The Blackwood Gallery recently welcomed Christine Shaw as its new director and curator, taking over from Christof Migone. Shaw will inevitably bring a new perspective to UTM’s art gallery, and the Medium sat down with her to chat about the direction she plans to take Blackwood in.

The Medium: To start with, could you talk a bit about the path that you took to become the director of the Blackwood Gallery?

Christine Shaw: It’s a path of all kind of diversions and connections, if that makes sense. I started off as a practising artist, so I have a BFA and an MFA in visual arts. I did my MFA at Western University back in the late ’90s, and at the time it was one of the first programs that was really thinking about the intersection between art and theory. So while doing that, I became really interested in the potential of theory and concepts for new kinds of experimentation in contemporary art. I ended up doing a PhD in social and political thought, which was a bit of a digression from visual arts. […]

But what was really interesting to me throughout all of that was looking to informal structures for learning—so not just looking to the university to think about knowledge, but looking at informal networks. I’ve always been engaged in alternative forms of education, as well. Back in the mid-2000s, I co-founded a project called the Toronto School of Creativity and Inquiry, and it was a way of making connections between the academy and the public outside it and [asking], “What could we learn together?” I’m really interested in connecting with non-academics.

TM: What kind of artistic community have you noticed here at UTM, and how do you hope to nurture that or contribute to that with your work at the Blackwood Gallery?

CS: It’s interesting that you ask me that, because it’s not just the artistic community that I’m interested in. I’m interested in all of the different faculties and disciplines across the campus, and how the work at the Blackwood can connect with them. In terms of the artistic community, I think our relationship with Sheridan is really important.
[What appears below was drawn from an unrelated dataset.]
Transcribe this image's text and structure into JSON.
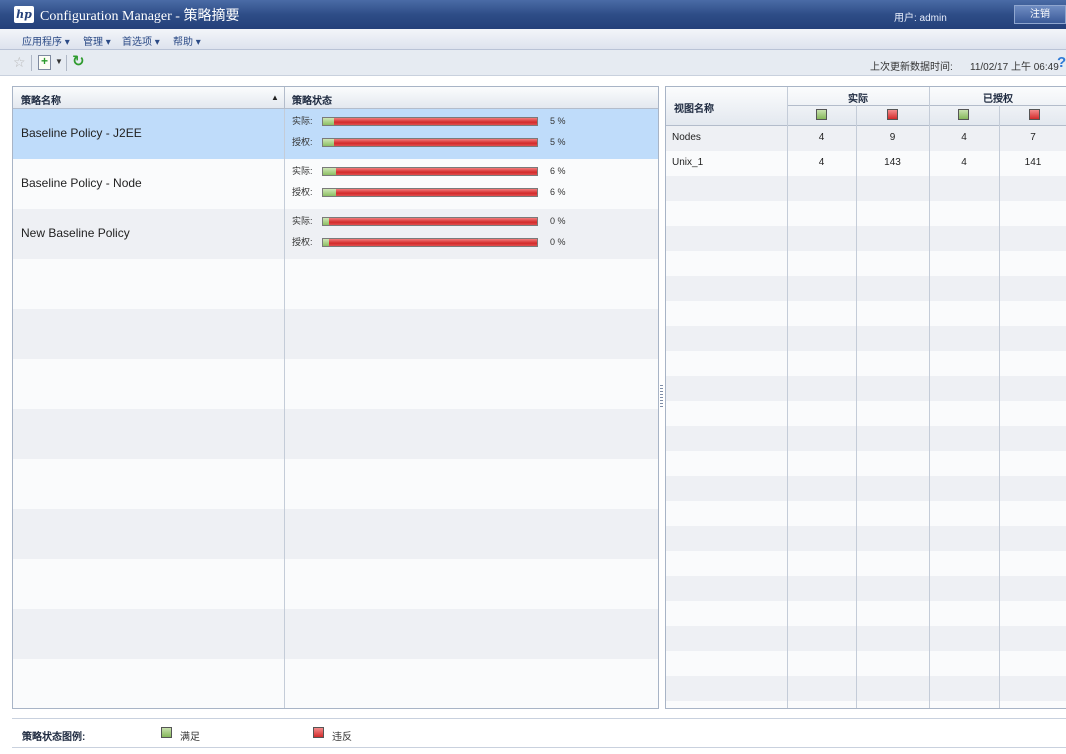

I think the kind of work that’s being done at Sheridan is remarkable.

TM: The UTM campus is seeing a lot of population growth and lots of construction around campus. Do you see the Blackwood Gallery growing with that? Do you think it might get a bigger space down the road?

CS: We’d always love to have more space! It’s not in our plans for the very near future, but it’s not a concern for us. […] Something that the Blackwood has been really successful with, especially under the previous director and curator[Christof Migone]—and I intend to continue that trajectory—is creating spaces that aren’t necessarily our Blackwood Gallery in the Kaneff Centre or the e|gallery, but looking across campus or looking across Mississauga. It’s not just about audiences coming to our two spaces, but it’s about our programming going to audiences within and off campus. I think that that’s exciting. So while we want more space, some of the spatial limitations we have provoke us to think about new ways of exhibiting art and new places to do it.

I also think that when cities or campuses are in transition, it raises a whole series of issues about the economy, urban infrastructure, architecture, population, and mobility. Those are issues that we can take up in our programs at the Blackwood. Transition is an interesting problem for us to take on.

TM: As you’ve mentioned, the Blackwood finds a lot of alternative spaces throughout the city, but in terms of the ones actually on campus, how do you see the main Blackwood Gallery space and the e|gallery connecting, and how do you plan to use that e|gallery space?

CS: I think having two spaces is really important, because students are always on the move. So if we entice them into different spaces, that’s really great. […] I’ve been thinking a lot about the connection or non-connection between the two physical spaces. One of the curatorial ideas I’m playing with right now is looking precisely at the path or even the corridor of the CCT Building and the space between the e|gallery and the Blackwood Gallery and [asking], “How might we think about that as a space of transition, not just for people but a transition of an exhibition? How might I use the two galleries to actually transform exhibitions and have parts moving and people thinking about what’s actually happening and unfolding and occurring in both gallery spaces?” Maybe [we’ll] make them pay attention.

TM: Are there any specific perspectives, styles of art, or mediums that you feel haven’t been explored as much as they could be that you’d like to delve into at the Blackwood Gallery?

CS: The Blackwood has been really successful at engaging in all kinds of mediums and practices. There’s a lot of variety, from performance to sound, sculpture, painting, drawing, installation, and kinetic work. So I don’t know if I have much more to bring in terms of the range of disciplinary work within visual arts. I think one thing I’m interested in doing that might deviate a bit from what’s been done before is coming up with and trying to understand some of the shared experiences and shared struggles that can be explored on campus, how we might develop long-term conversation about them.

Another thing I’m really interested in is how to even more actively engage students and faculty in our exhibition program. Not just in terms of how they experience our presentation of art through exhibitions, events, and catalogues, but how might they become involved in the actual construction and development of it? So that’s where some of my strengths in terms of forming collaborations and bringing different people to work together on projects is going to be interesting.